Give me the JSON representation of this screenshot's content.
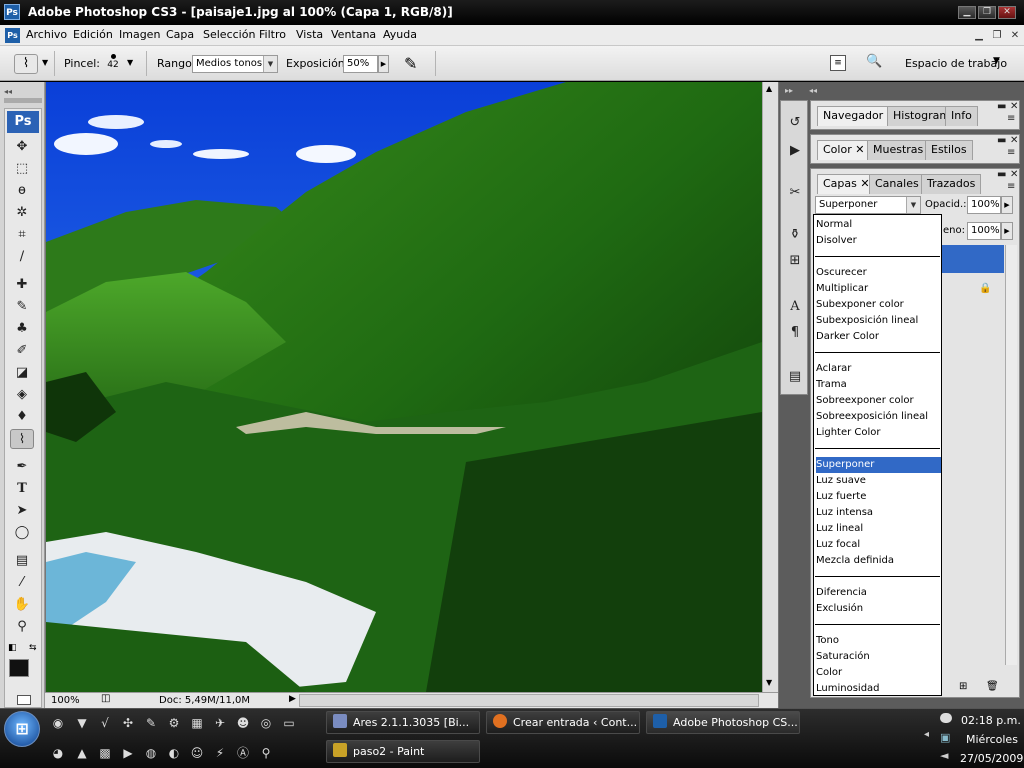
{
  "window": {
    "title": "Adobe Photoshop CS3 - [paisaje1.jpg al 100% (Capa 1, RGB/8)]",
    "app_badge": "Ps",
    "minimize": "▁",
    "restore": "❐",
    "close": "✕"
  },
  "menu": {
    "items": [
      "Archivo",
      "Edición",
      "Imagen",
      "Capa",
      "Selección",
      "Filtro",
      "Vista",
      "Ventana",
      "Ayuda"
    ],
    "doc_minimize": "▁",
    "doc_restore": "❐",
    "doc_close": "✕"
  },
  "options": {
    "brush_label": "Pincel:",
    "brush_size": "42",
    "range_label": "Rango",
    "range_value": "Medios tonos",
    "exposure_label": "Exposición:",
    "exposure_value": "50%",
    "workspace_label": "Espacio de trabajo"
  },
  "toolbox": {
    "badge": "Ps",
    "tools": [
      "move-tool",
      "marquee-tool",
      "lasso-tool",
      "magic-wand-tool",
      "crop-tool",
      "eyedropper-slice-tool",
      "healing-brush-tool",
      "brush-tool",
      "clone-stamp-tool",
      "history-brush-tool",
      "eraser-tool",
      "paint-bucket-tool",
      "blur-tool",
      "sponge-tool",
      "pen-tool",
      "type-tool",
      "path-selection-tool",
      "ellipse-tool",
      "notes-tool",
      "eyedropper-tool",
      "hand-tool",
      "zoom-tool"
    ]
  },
  "status": {
    "zoom": "100%",
    "doc_info": "Doc: 5,49M/11,0M"
  },
  "panels": {
    "group1_tabs": [
      "Navegador",
      "Histograma",
      "Info"
    ],
    "group2_tabs": [
      "Color",
      "Muestras",
      "Estilos"
    ],
    "group3_tabs": [
      "Capas",
      "Canales",
      "Trazados"
    ],
    "blend_mode": "Superponer",
    "opacity_label": "Opacid.:",
    "opacity_value": "100%",
    "fill_label": "eno:",
    "fill_value": "100%"
  },
  "blend_modes": {
    "groups": [
      [
        "Normal",
        "Disolver"
      ],
      [
        "Oscurecer",
        "Multiplicar",
        "Subexponer color",
        "Subexposición lineal",
        "Darker Color"
      ],
      [
        "Aclarar",
        "Trama",
        "Sobreexponer color",
        "Sobreexposición lineal",
        "Lighter Color"
      ],
      [
        "Superponer",
        "Luz suave",
        "Luz fuerte",
        "Luz intensa",
        "Luz lineal",
        "Luz focal",
        "Mezcla definida"
      ],
      [
        "Diferencia",
        "Exclusión"
      ],
      [
        "Tono",
        "Saturación",
        "Color",
        "Luminosidad"
      ]
    ],
    "selected": "Superponer"
  },
  "taskbar": {
    "tasks_row1": [
      "Ares 2.1.1.3035  [Bi...",
      "Crear entrada ‹ Cont...",
      "Adobe Photoshop CS..."
    ],
    "tasks_row2": [
      "paso2 - Paint"
    ],
    "time": "02:18 p.m.",
    "day": "Miércoles",
    "date": "27/05/2009"
  },
  "colors": {
    "accent": "#3169c6",
    "titlebar": "#000000",
    "panel_bg": "#e4e4e4"
  }
}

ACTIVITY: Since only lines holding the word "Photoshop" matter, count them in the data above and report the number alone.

WRITTEN ANSWER: 2